--- SOURCE DATA ---
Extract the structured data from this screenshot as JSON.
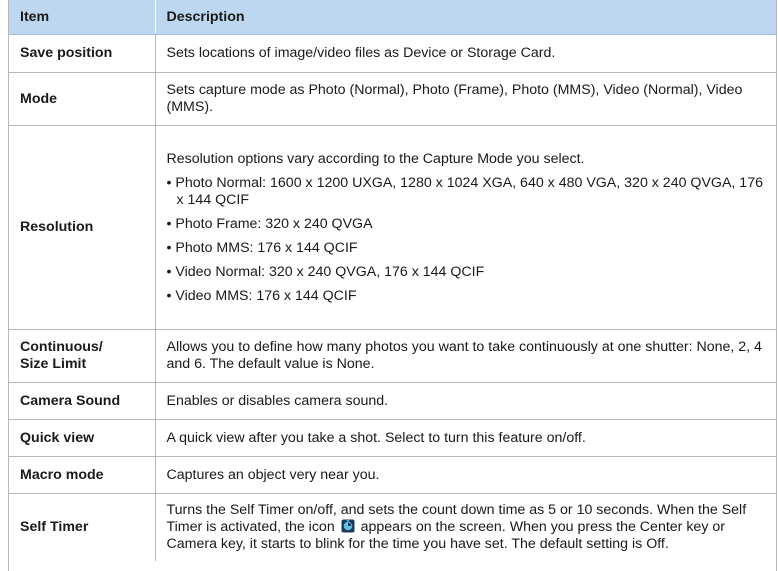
{
  "table": {
    "header": {
      "item": "Item",
      "description": "Description"
    },
    "rows": [
      {
        "item": "Save position",
        "description": "Sets locations of image/video files as Device or Storage Card."
      },
      {
        "item": "Mode",
        "description": "Sets capture mode as Photo (Normal), Photo (Frame), Photo (MMS), Video (Normal), Video (MMS)."
      },
      {
        "item": "Resolution",
        "intro": "Resolution options vary according to the Capture Mode you select.",
        "bullets": [
          "• Photo Normal: 1600 x 1200 UXGA, 1280 x 1024 XGA, 640 x 480 VGA, 320 x 240 QVGA, 176 x 144 QCIF",
          "• Photo Frame: 320 x 240 QVGA",
          "• Photo MMS: 176 x 144 QCIF",
          "• Video Normal: 320 x 240 QVGA, 176 x 144 QCIF",
          "• Video MMS: 176 x 144 QCIF"
        ]
      },
      {
        "item_line1": "Continuous/",
        "item_line2": "Size Limit",
        "description": "Allows you to define how many photos you want to take continuously at one shutter: None, 2, 4 and 6. The default value is None."
      },
      {
        "item": "Camera Sound",
        "description": "Enables or disables camera sound."
      },
      {
        "item": "Quick view",
        "description": "A quick view after you take a shot. Select to turn this feature on/off."
      },
      {
        "item": "Macro mode",
        "description": "Captures an object very near you."
      },
      {
        "item": "Self Timer",
        "description_before_icon": "Turns the Self Timer on/off, and sets the count down time as 5 or 10 seconds. When the Self Timer is activated, the icon",
        "icon": "self-timer-icon",
        "description_after_icon": "appears on the screen. When you press the Center key or Camera key, it starts to blink for the time you have set. The default setting is Off."
      }
    ]
  },
  "colors": {
    "header_bg": "#bdd7f0",
    "border": "#b8b8b8",
    "text": "#1a1a1a"
  }
}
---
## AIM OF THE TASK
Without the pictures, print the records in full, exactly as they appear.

## SOLUTION
Extract the structured data from this screenshot as JSON.
{
  "table": {
    "header": {
      "item": "Item",
      "description": "Description"
    },
    "rows": [
      {
        "item": "Save position",
        "description": "Sets locations of image/video files as Device or Storage Card."
      },
      {
        "item": "Mode",
        "description": "Sets capture mode as Photo (Normal), Photo (Frame), Photo (MMS), Video (Normal), Video (MMS)."
      },
      {
        "item": "Resolution",
        "intro": "Resolution options vary according to the Capture Mode you select.",
        "bullets": [
          "• Photo Normal: 1600 x 1200 UXGA, 1280 x 1024 XGA, 640 x 480 VGA, 320 x 240 QVGA, 176 x 144 QCIF",
          "• Photo Frame: 320 x 240 QVGA",
          "• Photo MMS: 176 x 144 QCIF",
          "• Video Normal: 320 x 240 QVGA, 176 x 144 QCIF",
          "• Video MMS: 176 x 144 QCIF"
        ]
      },
      {
        "item_line1": "Continuous/",
        "item_line2": "Size Limit",
        "description": "Allows you to define how many photos you want to take continuously at one shutter: None, 2, 4 and 6. The default value is None."
      },
      {
        "item": "Camera Sound",
        "description": "Enables or disables camera sound."
      },
      {
        "item": "Quick view",
        "description": "A quick view after you take a shot. Select to turn this feature on/off."
      },
      {
        "item": "Macro mode",
        "description": "Captures an object very near you."
      },
      {
        "item": "Self Timer",
        "description_before_icon": "Turns the Self Timer on/off, and sets the count down time as 5 or 10 seconds. When the Self Timer is activated, the icon",
        "icon": "self-timer-icon",
        "description_after_icon": "appears on the screen. When you press the Center key or Camera key, it starts to blink for the time you have set. The default setting is Off."
      }
    ]
  },
  "colors": {
    "header_bg": "#bdd7f0",
    "border": "#b8b8b8",
    "text": "#1a1a1a"
  }
}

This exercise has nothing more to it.